Cuba’s Mysterious ‘Numbers Station’ Is Still on the Air
Written by Joshua Kopstein / September 16, 2015
Or at least, that’s the most common explanation for what I heard.
I dialed to the correct frequency—17480 kHz—using an internet-connected radio tuner maintained by a university in the Netherlands. Suddenly, over waves of static, an eerily-robotic woman’s voice began speaking a series of five-digit number sequences in Spanish.
About three minutes later, the numbers repeated in the same order, but this time each sequence was followed by a digital bell-like tone and a harsh blast of noise, like a 56K modem trying to connect to AOL in the 90s. This continued for about 20 minutes, each sequence punctuated by the bizarre noise blasts.

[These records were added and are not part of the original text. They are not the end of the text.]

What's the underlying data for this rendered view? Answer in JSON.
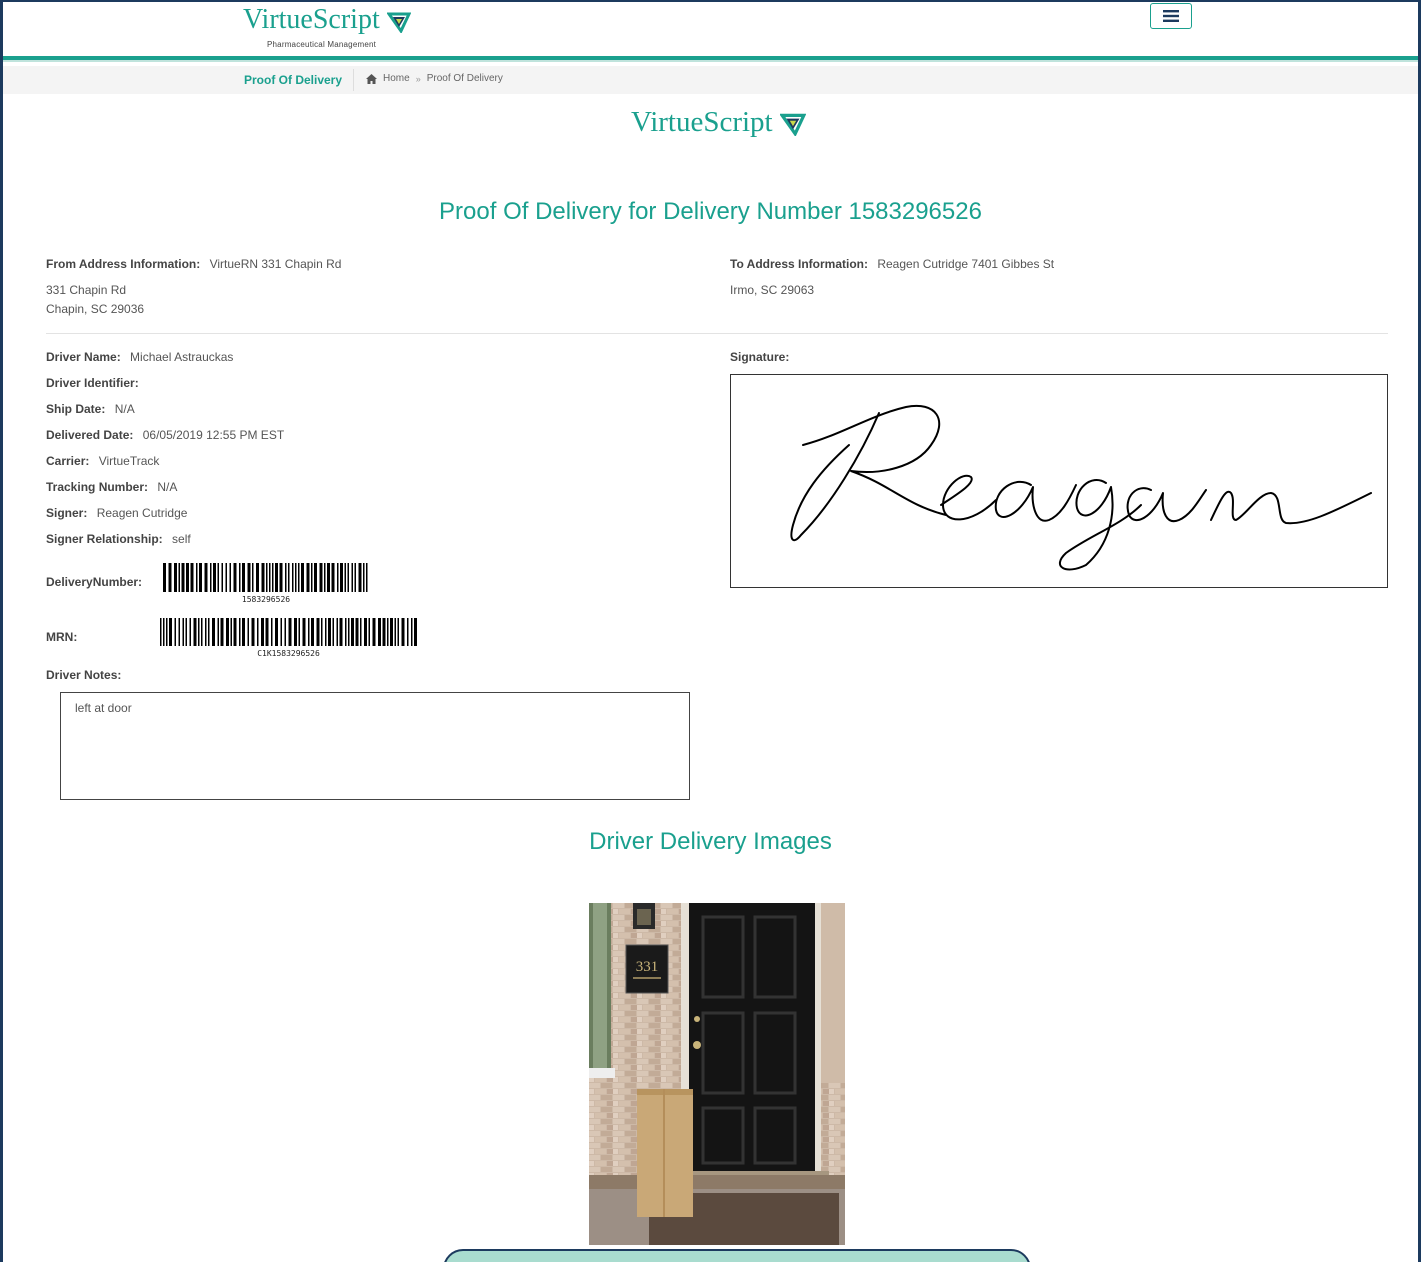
{
  "header": {
    "logo_text": "VirtueScript",
    "logo_tagline": "Pharmaceutical Management",
    "menu_icon": "hamburger-icon"
  },
  "breadcrumb": {
    "page_title": "Proof Of Delivery",
    "home_label": "Home",
    "current_label": "Proof Of Delivery"
  },
  "document": {
    "logo_text": "VirtueScript",
    "title": "Proof Of Delivery for Delivery Number 1583296526",
    "from": {
      "label": "From Address Information:",
      "value": "VirtueRN 331 Chapin Rd",
      "line1": "331 Chapin Rd",
      "line2": "Chapin, SC 29036"
    },
    "to": {
      "label": "To Address Information:",
      "value": "Reagen Cutridge 7401 Gibbes St",
      "line1": "Irmo, SC 29063"
    },
    "fields": {
      "driver_name": {
        "label": "Driver Name:",
        "value": "Michael Astrauckas"
      },
      "driver_identifier": {
        "label": "Driver Identifier:",
        "value": ""
      },
      "ship_date": {
        "label": "Ship Date:",
        "value": "N/A"
      },
      "delivered_date": {
        "label": "Delivered Date:",
        "value": "06/05/2019 12:55 PM EST"
      },
      "carrier": {
        "label": "Carrier:",
        "value": "VirtueTrack"
      },
      "tracking_number": {
        "label": "Tracking Number:",
        "value": "N/A"
      },
      "signer": {
        "label": "Signer:",
        "value": "Reagen Cutridge"
      },
      "signer_relationship": {
        "label": "Signer Relationship:",
        "value": "self"
      }
    },
    "delivery_number": {
      "label": "DeliveryNumber:",
      "barcode_text": "1583296526"
    },
    "mrn": {
      "label": "MRN:",
      "barcode_text": "C1K1583296526"
    },
    "signature_label": "Signature:",
    "signature_name": "Reagan",
    "driver_notes": {
      "label": "Driver Notes:",
      "value": "left at door"
    },
    "images_title": "Driver Delivery Images",
    "house_number": "331"
  },
  "colors": {
    "accent": "#1aa08e",
    "navy": "#1c3a5e"
  }
}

This is HM01, sometimes called “Voce De La Chica,” a shortwave numbers station believed to be operated by the Cuban intelligence directorate, Dirección de Inteligencia (DI).

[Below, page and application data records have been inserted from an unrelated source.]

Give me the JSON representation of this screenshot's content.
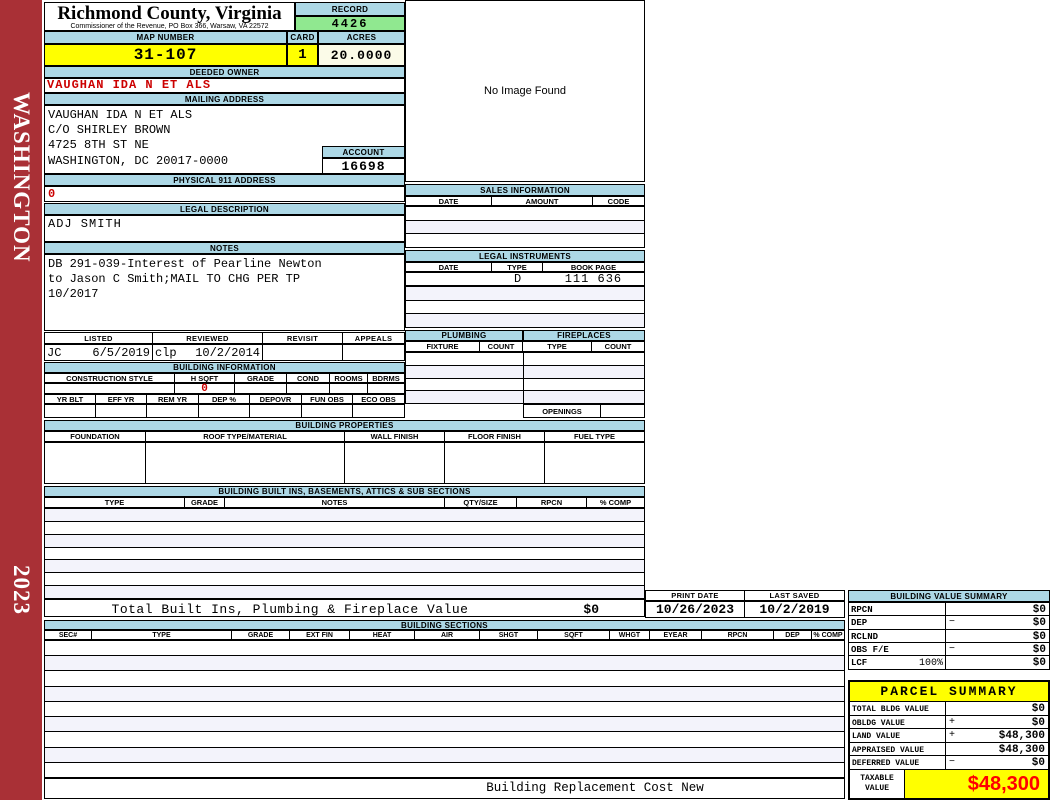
{
  "colors": {
    "band": "#ADD8E6",
    "yellow": "#FFFF00",
    "green": "#90E890",
    "ivory": "#FBFBE8",
    "sidebar": "#A93036",
    "redtext": "#CC0000",
    "brightred": "#FF0000",
    "rowtint": "#F3F3FB"
  },
  "sidebar": {
    "district": "WASHINGTON",
    "year": "2023"
  },
  "header": {
    "county": "Richmond County, Virginia",
    "address_line": "Commissioner of the Revenue, PO Box 366, Warsaw, VA 22572",
    "record_label": "RECORD",
    "record_value": "4426",
    "map_number_label": "MAP NUMBER",
    "map_number": "31-107",
    "card_label": "CARD",
    "card": "1",
    "acres_label": "ACRES",
    "acres": "20.0000"
  },
  "owner": {
    "deeded_owner_label": "DEEDED OWNER",
    "deeded_owner": "VAUGHAN IDA N ET ALS",
    "mailing_address_label": "MAILING ADDRESS",
    "mailing_lines": [
      "VAUGHAN IDA N ET ALS",
      "C/O SHIRLEY BROWN",
      "4725 8TH ST NE",
      "WASHINGTON, DC 20017-0000"
    ],
    "account_label": "ACCOUNT",
    "account": "16698",
    "physical_label": "PHYSICAL 911 ADDRESS",
    "physical": "0",
    "legal_label": "LEGAL DESCRIPTION",
    "legal": "ADJ SMITH",
    "notes_label": "NOTES",
    "notes_lines": [
      "DB 291-039-Interest of Pearline Newton",
      "to Jason C Smith;MAIL TO CHG PER TP",
      "10/2017"
    ]
  },
  "visits": {
    "headers": [
      "LISTED",
      "REVIEWED",
      "REVISIT",
      "APPEALS"
    ],
    "listed_by": "JC",
    "listed_date": "6/5/2019",
    "reviewed_by": "clp",
    "reviewed_date": "10/2/2014",
    "revisit": "",
    "appeals": ""
  },
  "building_info": {
    "title": "BUILDING INFORMATION",
    "row1_headers": [
      "CONSTRUCTION STYLE",
      "H SQFT",
      "GRADE",
      "COND",
      "ROOMS",
      "BDRMS"
    ],
    "row1_values": [
      "",
      "0",
      "",
      "",
      "",
      ""
    ],
    "row2_headers": [
      "YR BLT",
      "EFF YR",
      "REM YR",
      "DEP %",
      "DEPOVR",
      "FUN OBS",
      "ECO OBS"
    ],
    "row2_values": [
      "",
      "",
      "",
      "",
      "",
      "",
      ""
    ]
  },
  "building_properties": {
    "title": "BUILDING PROPERTIES",
    "headers": [
      "FOUNDATION",
      "ROOF TYPE/MATERIAL",
      "WALL FINISH",
      "FLOOR FINISH",
      "FUEL TYPE"
    ]
  },
  "built_ins": {
    "title": "BUILDING BUILT INS, BASEMENTS, ATTICS & SUB SECTIONS",
    "headers": [
      "TYPE",
      "GRADE",
      "NOTES",
      "QTY/SIZE",
      "RPCN",
      "% COMP"
    ],
    "total_label": "Total Built Ins, Plumbing & Fireplace Value",
    "total_value": "$0"
  },
  "image_box": {
    "text": "No Image Found"
  },
  "sales": {
    "title": "SALES INFORMATION",
    "headers": [
      "DATE",
      "AMOUNT",
      "CODE"
    ]
  },
  "instruments": {
    "title": "LEGAL INSTRUMENTS",
    "headers": [
      "DATE",
      "TYPE",
      "BOOK PAGE"
    ],
    "row1": {
      "date": "",
      "type": "D",
      "book_page": "111 636"
    }
  },
  "plumbing": {
    "title": "PLUMBING",
    "headers": [
      "FIXTURE",
      "COUNT"
    ]
  },
  "fireplaces": {
    "title": "FIREPLACES",
    "headers": [
      "TYPE",
      "COUNT"
    ],
    "openings_label": "OPENINGS"
  },
  "dates": {
    "print_label": "PRINT DATE",
    "print": "10/26/2023",
    "saved_label": "LAST SAVED",
    "saved": "10/2/2019"
  },
  "building_value_summary": {
    "title": "BUILDING VALUE SUMMARY",
    "rows": [
      {
        "label": "RPCN",
        "op": "",
        "value": "$0"
      },
      {
        "label": "DEP",
        "op": "−",
        "value": "$0"
      },
      {
        "label": "RCLND",
        "op": "",
        "value": "$0"
      },
      {
        "label": "OBS F/E",
        "op": "−",
        "value": "$0"
      },
      {
        "label": "LCF",
        "pct": "100%",
        "op": "",
        "value": "$0"
      }
    ]
  },
  "building_sections": {
    "title": "BUILDING SECTIONS",
    "headers": [
      "SEC#",
      "TYPE",
      "GRADE",
      "EXT FIN",
      "HEAT",
      "AIR",
      "SHGT",
      "SQFT",
      "WHGT",
      "EYEAR",
      "RPCN",
      "DEP",
      "% COMP"
    ],
    "footer": "Building Replacement Cost New"
  },
  "parcel_summary": {
    "title": "PARCEL SUMMARY",
    "rows": [
      {
        "label": "TOTAL BLDG VALUE",
        "op": "",
        "value": "$0"
      },
      {
        "label": "OBLDG VALUE",
        "op": "+",
        "value": "$0"
      },
      {
        "label": "LAND VALUE",
        "op": "+",
        "value": "$48,300"
      },
      {
        "label": "APPRAISED VALUE",
        "op": "",
        "value": "$48,300"
      },
      {
        "label": "DEFERRED VALUE",
        "op": "−",
        "value": "$0"
      }
    ],
    "taxable_label": "TAXABLE VALUE",
    "taxable_value": "$48,300"
  }
}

To the casual listener, numbers stations are mysterious broadcasts of voices speaking streams of numbers which, in at least some cases, are encrypted messages being sent to government spies.

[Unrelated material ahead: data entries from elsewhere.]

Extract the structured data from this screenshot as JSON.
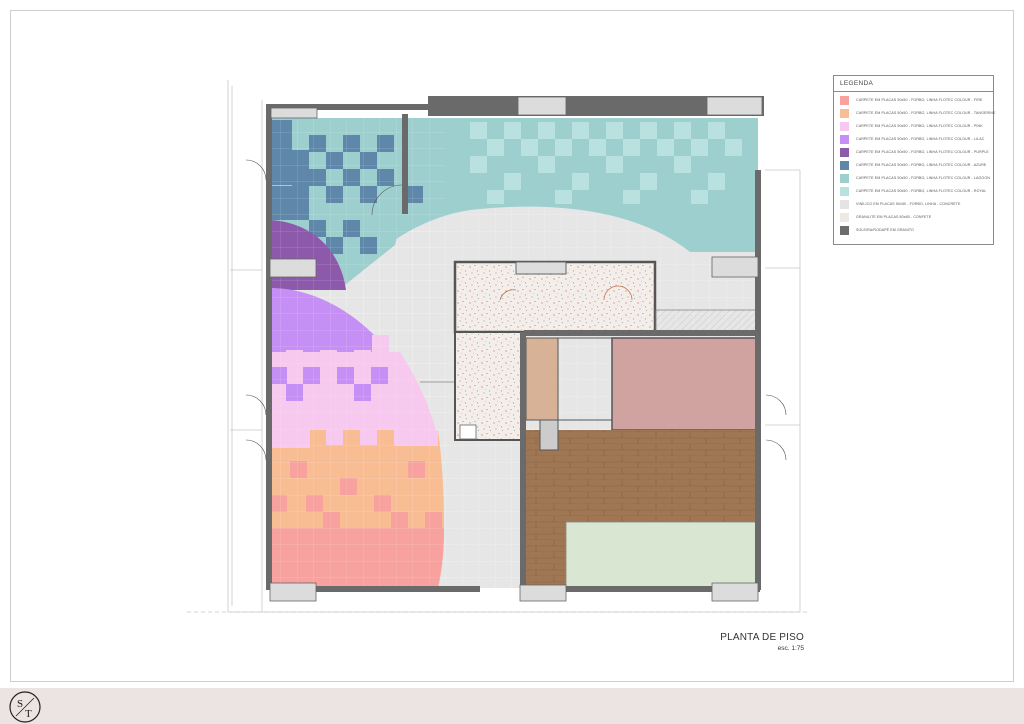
{
  "legend": {
    "title": "LEGENDA",
    "items": [
      {
        "color": "#f7a29e",
        "text": "CARPETE EM PLACAS 50x50 - FORBO, LINHA FLOTEC COLOUR - FIRE"
      },
      {
        "color": "#f9bd94",
        "text": "CARPETE EM PLACAS 50x50 - FORBO, LINHA FLOTEC COLOUR - TANGERINE"
      },
      {
        "color": "#f7c9ee",
        "text": "CARPETE EM PLACAS 50x50 - FORBO, LINHA FLOTEC COLOUR - PINK"
      },
      {
        "color": "#c68ff5",
        "text": "CARPETE EM PLACAS 50x50 - FORBO, LINHA FLOTEC COLOUR - LILAC"
      },
      {
        "color": "#8d59aa",
        "text": "CARPETE EM PLACAS 50x50 - FORBO, LINHA FLOTEC COLOUR - PURPLE"
      },
      {
        "color": "#5f87aa",
        "text": "CARPETE EM PLACAS 50x50 - FORBO, LINHA FLOTEC COLOUR - AZURE"
      },
      {
        "color": "#9ecfcf",
        "text": "CARPETE EM PLACAS 50x50 - FORBO, LINHA FLOTEC COLOUR - LAGOON"
      },
      {
        "color": "#b9e1df",
        "text": "CARPETE EM PLACAS 50x50 - FORBO, LINHA FLOTEC COLOUR - ROYAL"
      },
      {
        "color": "#e4e4e4",
        "text": "VINÍLICO EM PLACAS 50x50 - FORBO, LINHA - CONCRETE"
      },
      {
        "color": "#efe9e4",
        "text": "GRANILITE EM PLACAS 80x80 - CONFETE"
      },
      {
        "color": "#6d6d6d",
        "text": "SOLEIRA/RODAPÉ EM GRANITO"
      }
    ]
  },
  "plan": {
    "title": "PLANTA DE PISO",
    "scale": "esc. 1:75"
  },
  "logo": {
    "text": "ST"
  }
}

They have long seemed like Cold War relics, born in a time when spying meant boots-on-the-ground and internet surveillance was impractical or irrelevant. And yet, HM01 continues to operate in what the NSA has called a “golden age” of internet-enabled signals intelligence, and despite historic progress in US-Cuba relations earlier this summer.